Desctrition from Christianaudio.com
Even the least technical among us are being pressed from all sides by advances in digital technology. We rely upon computers, cell phones, and the Internet for communication, commerce, and entertainment. Yet even though we live in this “instant message” culture, many of us feel disconnected, and we question if all this technology is really good for our souls.
In a manner that’s accessible, thoughtful, and biblical, author Tim Challies addresses questions such as:
• How has life—and faith—changed now that everyone is available all the time through mobile phones?
• How does our constant connection to these digital devices affect our families and our church communities?
• What does it mean that almost two billion humans are connected by the Internet … with hundreds of millions more coming online each year?
Providing the reader with a framework they can apply to any technology, Tim Challies explains how and why our society has become reliant on digital technology, what it means for our lives, and how it impacts the Christian faith.
From the May 2011 Reasonable Faith Newsletter:
"The topic of the debate was chosen because of Harris' recent book The Moral Landscape, in which he argues that science can establish objective morality.
Since Harris believes that objective moral values and duties do exist and agrees that some foundation must be given for them, my task was simply to argue that theism, if true, provides such a foundation, whereas atheism does not. I defended Divine Command Theory, that our moral duties are constituted by God's commands, which are in turn reflections of His essential nature, which determines what is good. Against Harris' theory outlined in his book I lodged what I think are three knock-down (even knock-out!) objections: (1) Harris holds that goodness is identical to the well-being of conscious creatures. But he admits that it's possible that the so-called moral landscape featuring the highs and lows of moral states and the landscape of creaturely well-being could fall apart, so that the peaks of well-being would be occupied by evil people. The problem is that if it's even possible for two things to be non-identical, then they are not, in fact, identical.

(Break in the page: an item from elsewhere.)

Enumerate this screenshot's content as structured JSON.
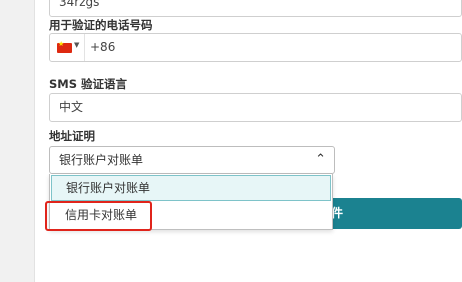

So it turns out that goodness is not identical to creaturely well-being after all, as Harris had claimed. So his whole theory collapses. (2) Since science is descriptive, not prescriptive, it is impossible for science to derive an "ought" statement from an "is" statement. Hence, there is no source of moral duty on Harris' view. (3) Harris is a determinist who denies that we have free will in any sense at all. But determinism is incompatible with moral responsibility ("ought" implies "can"). So on Harris' view objective moral duties are impossible.
Harris brought up a number of red herrings in the debate, inveighing against Christian doctrines of hell and salvation through Christ alone. (A "red herring" refers to a smelly fish which someone would drag across the path of the hounds pursuing their quarry, so that they get distracted and go off the path in pursuit of the fish.) I explained that these issues, however interesting in themselves, were off topic, since Divine Command Theorists are not necessarily Christian. I also referred interested students to our website and some reading, if they wanted to pursue these questions on their own. I was really surprised that Harris made no attempt at all to defend his view against my three criticisms. He must surely have encountered criticisms of this sort before, and I'm just baffled that he passed over them in silence."
Track Listing from Amazon.com:
1. Holy Captivated
2. I Can Do (P413)
3. I Need You (As The Deer) (feat. Chris August)
4. Kingdom Come (feat. Michael O'Brien)
5. My Shepherd
6. Forgive Me
7. Lead Me (feat. The Katinas)
8. My Tribute/Redeemer (Medley)
9. A Song For You
10. I'll Praise Your Holy Name
11. Holy Captivated (Extended Mix)
12. I Can Do (P413) (Extended Mix)
13. I Need You (As The Deer) (Extended Mix)